## About this exercise
Find the word "name" in the records and copy every line where it occurs.

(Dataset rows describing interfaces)
◇ ◇ ◇ ◇ ◇

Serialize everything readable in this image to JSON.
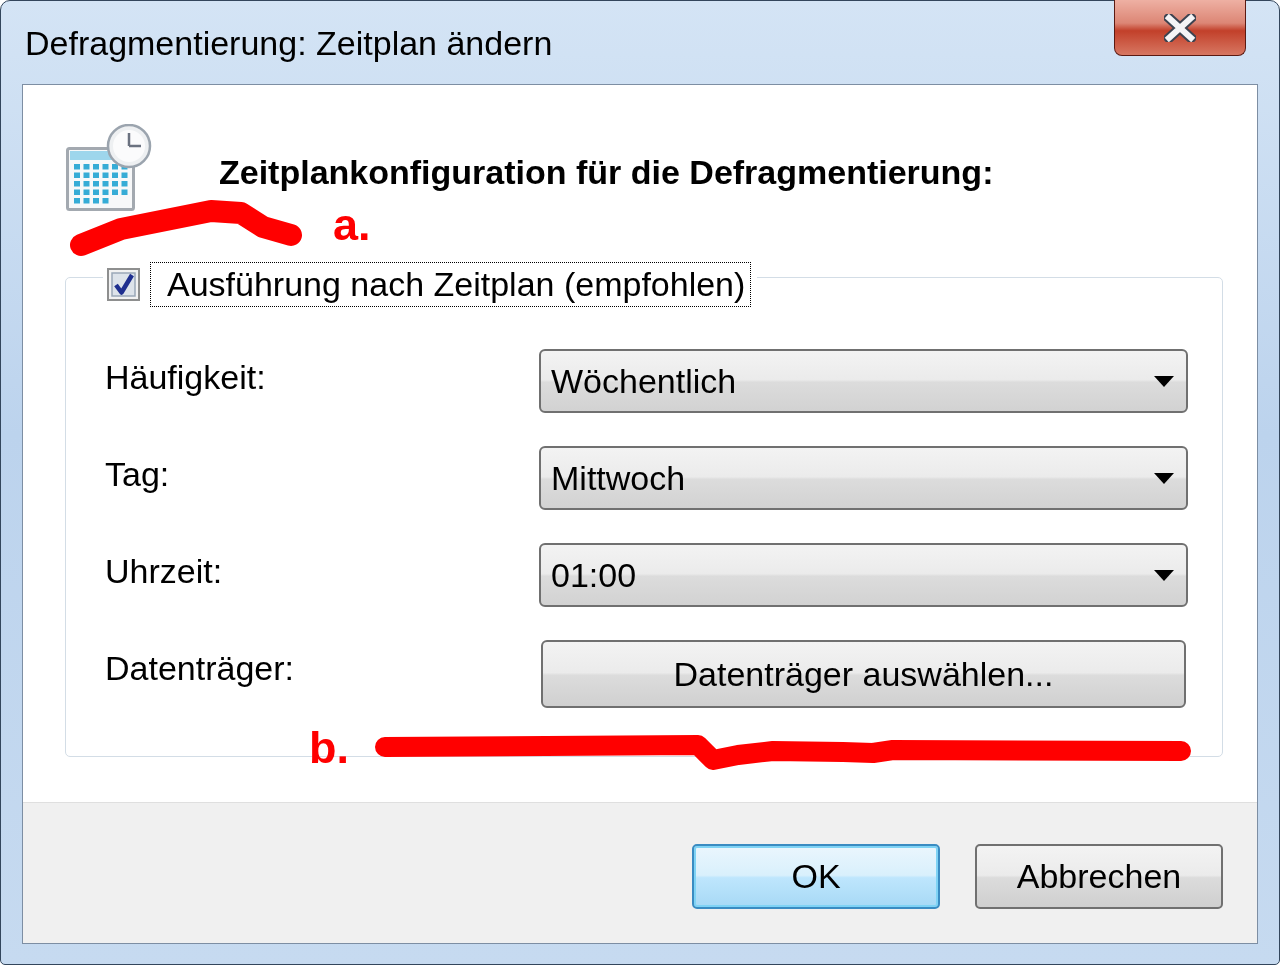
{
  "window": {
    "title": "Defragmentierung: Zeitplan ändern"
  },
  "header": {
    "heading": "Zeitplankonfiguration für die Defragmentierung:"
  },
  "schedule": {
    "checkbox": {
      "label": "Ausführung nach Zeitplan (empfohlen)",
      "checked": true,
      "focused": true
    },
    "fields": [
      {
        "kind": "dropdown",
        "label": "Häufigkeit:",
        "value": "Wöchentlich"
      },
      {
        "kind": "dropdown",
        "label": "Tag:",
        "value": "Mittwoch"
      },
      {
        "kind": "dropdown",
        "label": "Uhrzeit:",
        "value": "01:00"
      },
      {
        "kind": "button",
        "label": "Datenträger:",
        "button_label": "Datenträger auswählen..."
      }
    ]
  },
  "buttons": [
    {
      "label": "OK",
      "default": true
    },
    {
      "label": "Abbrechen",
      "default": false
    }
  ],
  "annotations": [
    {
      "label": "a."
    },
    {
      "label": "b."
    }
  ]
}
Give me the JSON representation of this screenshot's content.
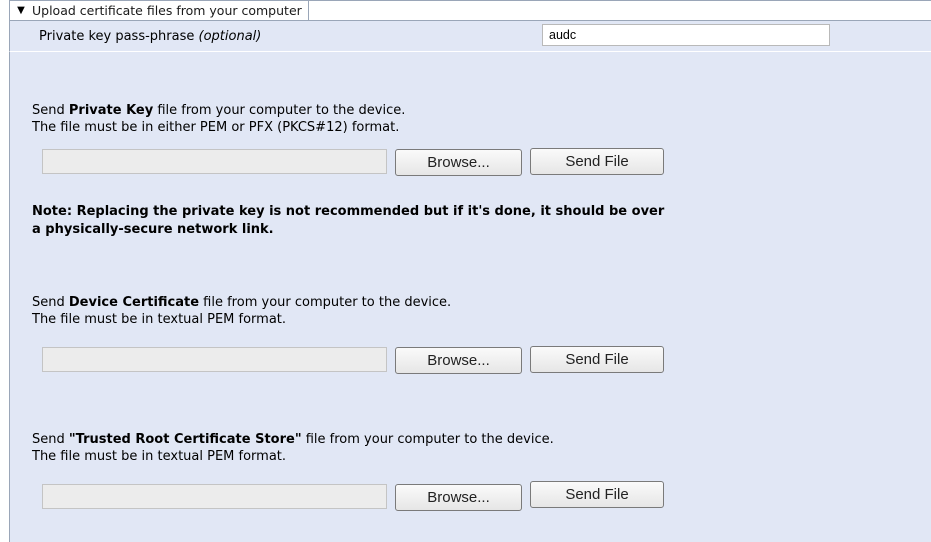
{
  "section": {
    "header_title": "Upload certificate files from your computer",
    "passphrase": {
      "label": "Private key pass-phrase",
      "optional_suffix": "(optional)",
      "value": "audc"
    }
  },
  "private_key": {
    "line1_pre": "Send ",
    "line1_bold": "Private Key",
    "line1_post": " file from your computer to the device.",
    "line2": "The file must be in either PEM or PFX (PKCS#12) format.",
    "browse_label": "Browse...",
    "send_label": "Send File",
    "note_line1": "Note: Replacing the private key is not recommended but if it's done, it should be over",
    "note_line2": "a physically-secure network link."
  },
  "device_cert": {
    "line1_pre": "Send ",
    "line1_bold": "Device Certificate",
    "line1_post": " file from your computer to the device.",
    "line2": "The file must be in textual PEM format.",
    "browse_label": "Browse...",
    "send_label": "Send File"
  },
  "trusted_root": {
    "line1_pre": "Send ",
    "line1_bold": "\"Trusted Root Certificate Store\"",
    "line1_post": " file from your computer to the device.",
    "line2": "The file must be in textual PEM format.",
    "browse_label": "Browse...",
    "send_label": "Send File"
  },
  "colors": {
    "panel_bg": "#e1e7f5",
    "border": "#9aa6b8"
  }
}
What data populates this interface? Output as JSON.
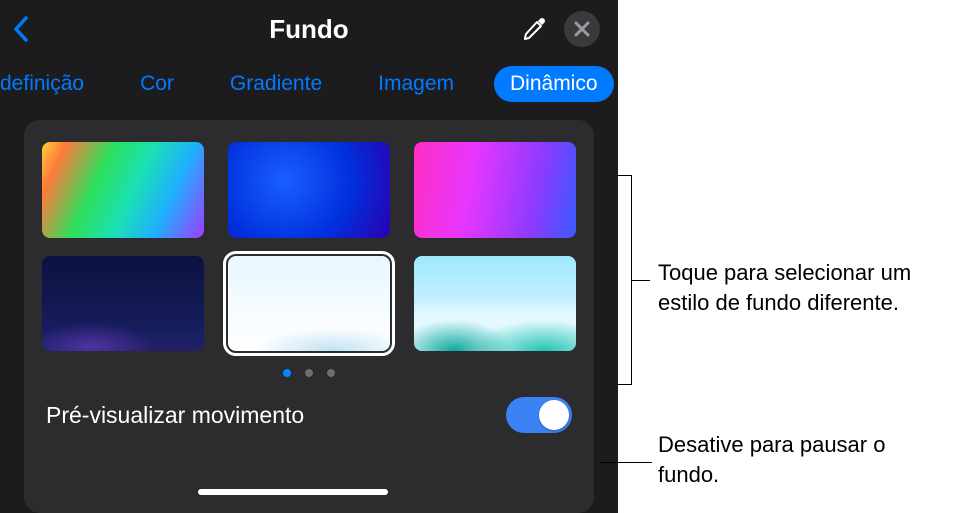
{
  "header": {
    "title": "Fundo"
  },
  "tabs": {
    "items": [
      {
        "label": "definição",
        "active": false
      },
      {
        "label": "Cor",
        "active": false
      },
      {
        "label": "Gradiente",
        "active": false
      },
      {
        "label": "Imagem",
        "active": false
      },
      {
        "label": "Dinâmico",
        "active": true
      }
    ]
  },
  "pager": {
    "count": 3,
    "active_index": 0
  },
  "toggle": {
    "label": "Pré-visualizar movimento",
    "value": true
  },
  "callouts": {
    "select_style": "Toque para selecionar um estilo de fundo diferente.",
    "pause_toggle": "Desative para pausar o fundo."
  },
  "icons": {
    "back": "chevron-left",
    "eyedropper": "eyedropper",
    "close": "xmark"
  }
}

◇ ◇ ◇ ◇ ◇

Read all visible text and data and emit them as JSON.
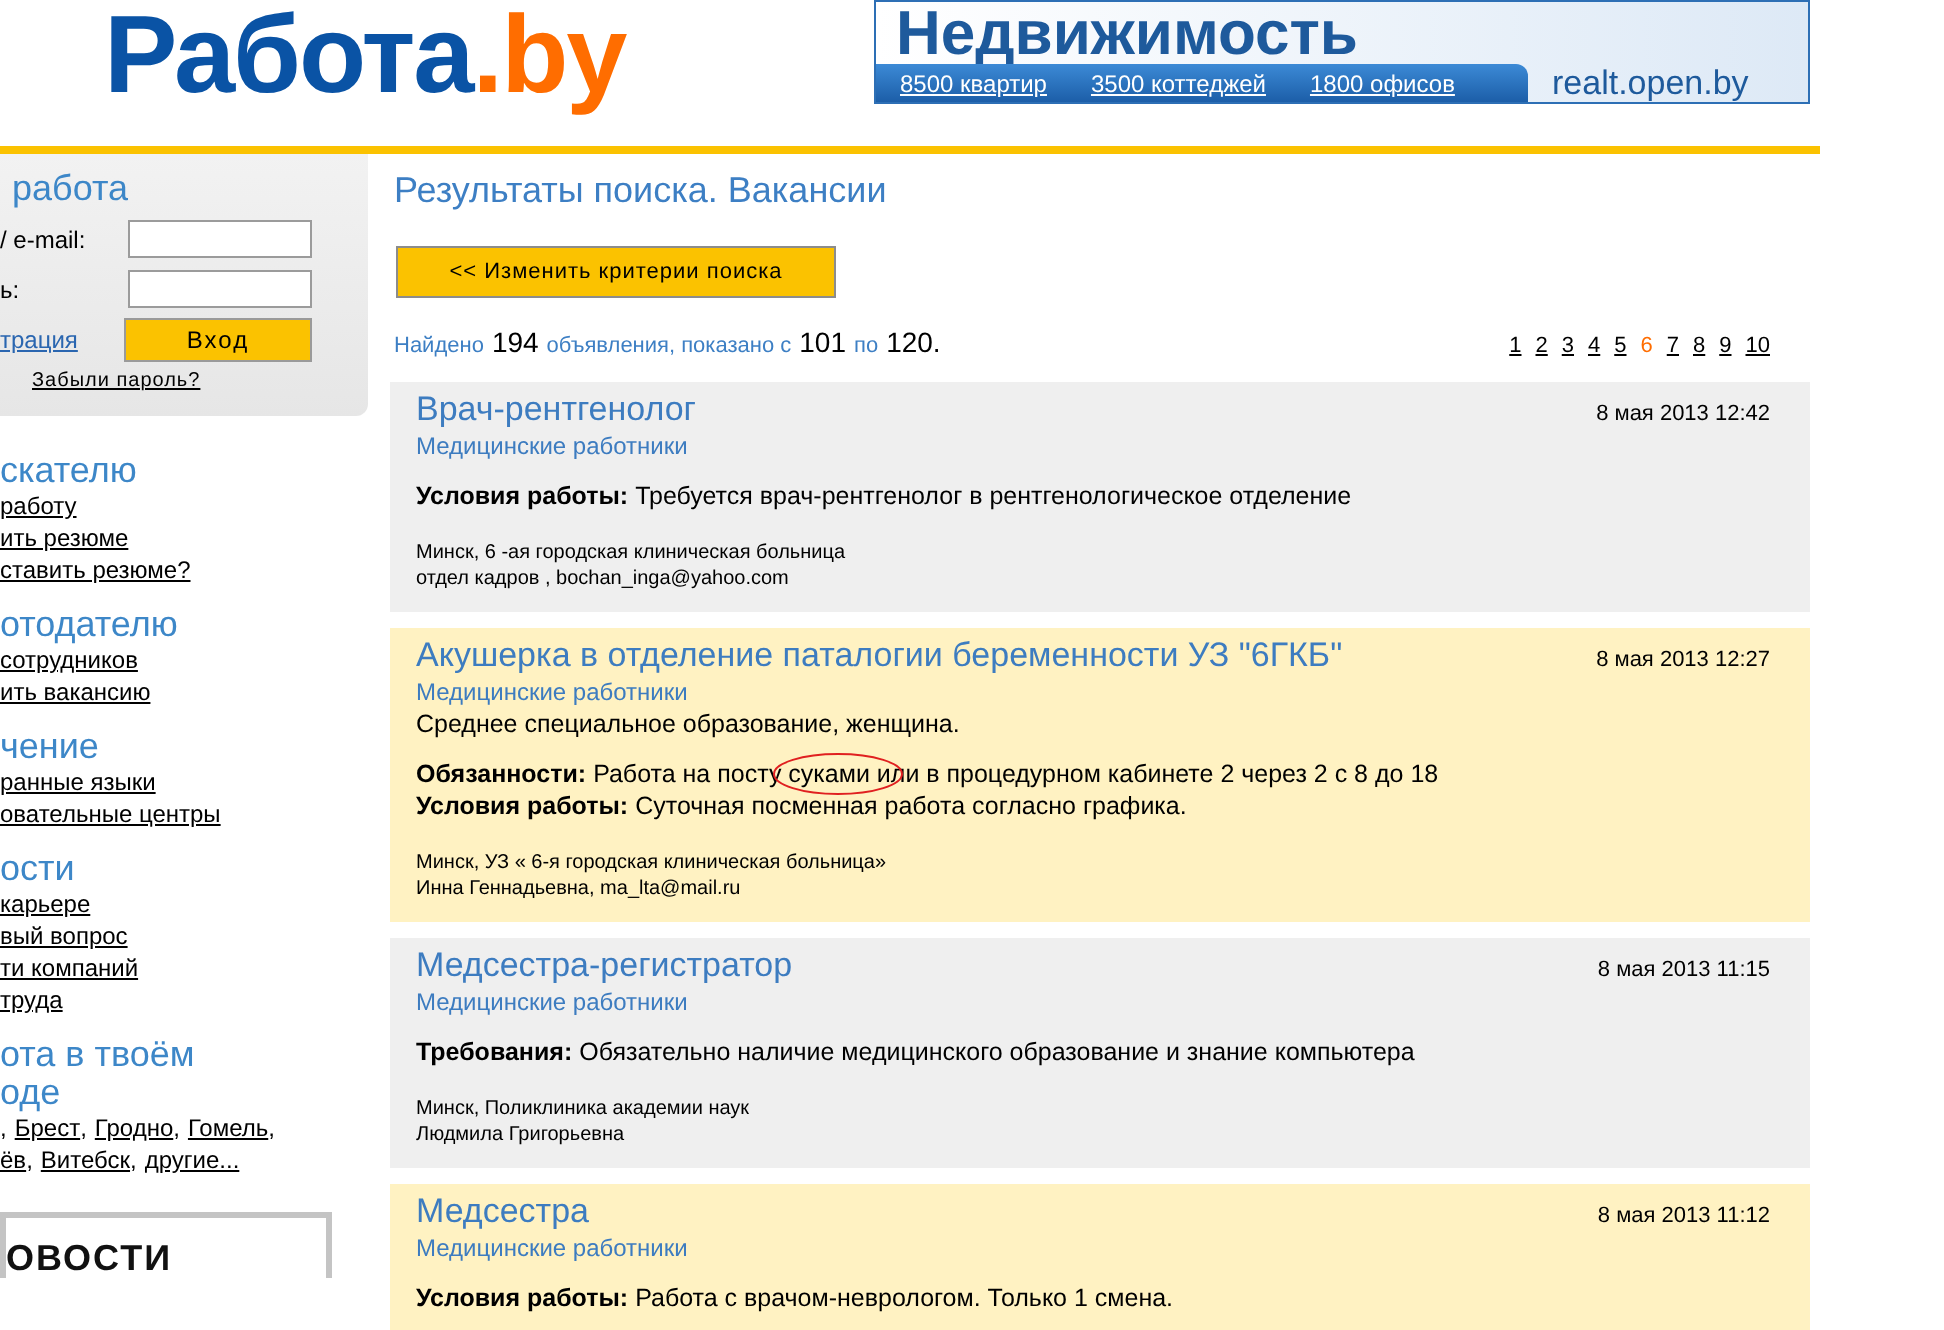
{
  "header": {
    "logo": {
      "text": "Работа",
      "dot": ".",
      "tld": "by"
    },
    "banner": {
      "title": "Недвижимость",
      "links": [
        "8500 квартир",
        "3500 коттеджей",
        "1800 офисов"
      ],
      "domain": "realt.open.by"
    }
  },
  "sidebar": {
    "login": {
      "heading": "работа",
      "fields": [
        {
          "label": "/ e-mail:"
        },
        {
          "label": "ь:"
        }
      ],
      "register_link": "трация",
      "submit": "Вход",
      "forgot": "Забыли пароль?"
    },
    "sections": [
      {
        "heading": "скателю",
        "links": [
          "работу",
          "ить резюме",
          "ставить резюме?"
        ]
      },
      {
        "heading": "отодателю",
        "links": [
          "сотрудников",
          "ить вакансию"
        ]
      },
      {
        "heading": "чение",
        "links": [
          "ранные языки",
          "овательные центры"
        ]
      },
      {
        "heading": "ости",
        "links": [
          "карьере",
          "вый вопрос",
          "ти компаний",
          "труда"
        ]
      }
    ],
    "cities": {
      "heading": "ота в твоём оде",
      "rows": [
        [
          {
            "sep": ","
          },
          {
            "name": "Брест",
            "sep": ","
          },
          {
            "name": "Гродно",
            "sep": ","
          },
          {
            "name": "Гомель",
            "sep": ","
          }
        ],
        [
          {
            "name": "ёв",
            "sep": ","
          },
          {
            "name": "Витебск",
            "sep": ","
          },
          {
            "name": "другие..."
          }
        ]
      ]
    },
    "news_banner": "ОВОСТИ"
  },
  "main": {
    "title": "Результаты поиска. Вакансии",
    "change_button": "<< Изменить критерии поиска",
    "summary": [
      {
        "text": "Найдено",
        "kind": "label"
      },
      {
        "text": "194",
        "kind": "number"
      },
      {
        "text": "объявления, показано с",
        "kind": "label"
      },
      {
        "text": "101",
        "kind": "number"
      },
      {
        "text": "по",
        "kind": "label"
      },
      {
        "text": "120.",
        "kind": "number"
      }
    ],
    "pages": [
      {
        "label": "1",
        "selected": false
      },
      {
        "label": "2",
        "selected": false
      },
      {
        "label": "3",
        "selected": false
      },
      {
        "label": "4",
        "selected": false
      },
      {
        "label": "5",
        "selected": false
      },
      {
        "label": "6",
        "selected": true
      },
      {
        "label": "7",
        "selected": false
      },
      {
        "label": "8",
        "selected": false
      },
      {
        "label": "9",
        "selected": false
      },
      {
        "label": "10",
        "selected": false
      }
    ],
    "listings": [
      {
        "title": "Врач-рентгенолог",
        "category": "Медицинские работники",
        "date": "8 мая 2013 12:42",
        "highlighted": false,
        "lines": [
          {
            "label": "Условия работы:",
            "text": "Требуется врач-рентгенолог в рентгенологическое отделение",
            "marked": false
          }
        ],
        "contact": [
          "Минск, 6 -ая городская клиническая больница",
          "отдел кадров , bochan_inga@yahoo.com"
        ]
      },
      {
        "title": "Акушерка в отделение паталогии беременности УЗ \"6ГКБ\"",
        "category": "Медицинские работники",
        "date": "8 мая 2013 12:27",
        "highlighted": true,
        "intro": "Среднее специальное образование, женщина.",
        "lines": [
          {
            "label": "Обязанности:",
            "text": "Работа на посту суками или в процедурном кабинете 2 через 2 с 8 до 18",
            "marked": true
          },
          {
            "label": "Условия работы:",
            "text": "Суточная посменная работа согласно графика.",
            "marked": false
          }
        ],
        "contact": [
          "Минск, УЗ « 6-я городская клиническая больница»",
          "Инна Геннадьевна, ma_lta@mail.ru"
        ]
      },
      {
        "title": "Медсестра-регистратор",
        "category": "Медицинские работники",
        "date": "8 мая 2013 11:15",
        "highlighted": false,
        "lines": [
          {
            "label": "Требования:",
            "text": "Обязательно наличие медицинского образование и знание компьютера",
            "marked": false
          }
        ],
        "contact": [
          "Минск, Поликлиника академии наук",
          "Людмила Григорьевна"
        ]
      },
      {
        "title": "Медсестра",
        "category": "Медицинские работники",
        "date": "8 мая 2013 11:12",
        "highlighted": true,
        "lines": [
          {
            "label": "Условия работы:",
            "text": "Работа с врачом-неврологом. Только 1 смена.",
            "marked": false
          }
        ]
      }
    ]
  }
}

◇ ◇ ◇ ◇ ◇

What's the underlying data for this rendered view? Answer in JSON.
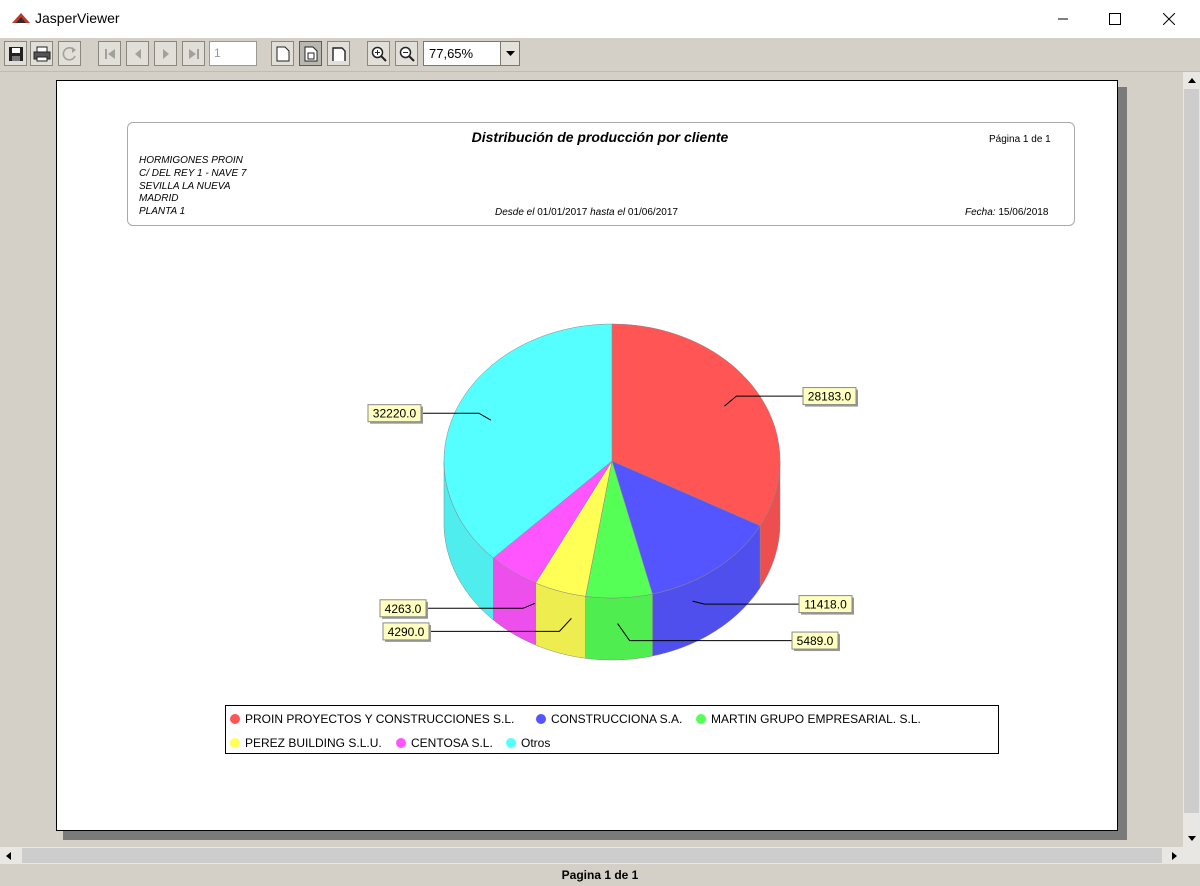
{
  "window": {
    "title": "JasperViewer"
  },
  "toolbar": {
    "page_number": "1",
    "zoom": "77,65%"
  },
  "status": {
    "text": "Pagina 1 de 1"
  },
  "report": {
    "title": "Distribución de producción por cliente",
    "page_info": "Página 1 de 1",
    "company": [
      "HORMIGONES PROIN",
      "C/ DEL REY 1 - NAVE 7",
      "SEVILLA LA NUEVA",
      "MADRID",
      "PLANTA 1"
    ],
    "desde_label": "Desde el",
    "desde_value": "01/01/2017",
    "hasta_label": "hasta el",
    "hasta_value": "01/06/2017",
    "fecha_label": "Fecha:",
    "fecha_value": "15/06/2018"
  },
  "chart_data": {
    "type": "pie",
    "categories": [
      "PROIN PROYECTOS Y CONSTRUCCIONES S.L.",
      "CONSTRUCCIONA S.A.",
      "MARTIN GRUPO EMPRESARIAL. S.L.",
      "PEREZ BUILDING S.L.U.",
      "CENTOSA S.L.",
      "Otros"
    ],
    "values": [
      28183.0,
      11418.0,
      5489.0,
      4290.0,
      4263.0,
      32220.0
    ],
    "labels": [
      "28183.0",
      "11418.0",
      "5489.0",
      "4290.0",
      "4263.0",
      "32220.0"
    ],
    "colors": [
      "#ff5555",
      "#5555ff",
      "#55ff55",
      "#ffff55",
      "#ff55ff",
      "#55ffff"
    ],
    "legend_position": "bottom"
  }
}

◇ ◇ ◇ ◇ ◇

## Output
            "name": "Брест",
            "name": "Гродно",
            "name": "Гомель",
            "name": "ёв",
            "name": "Витебск",
            "name": "другие..."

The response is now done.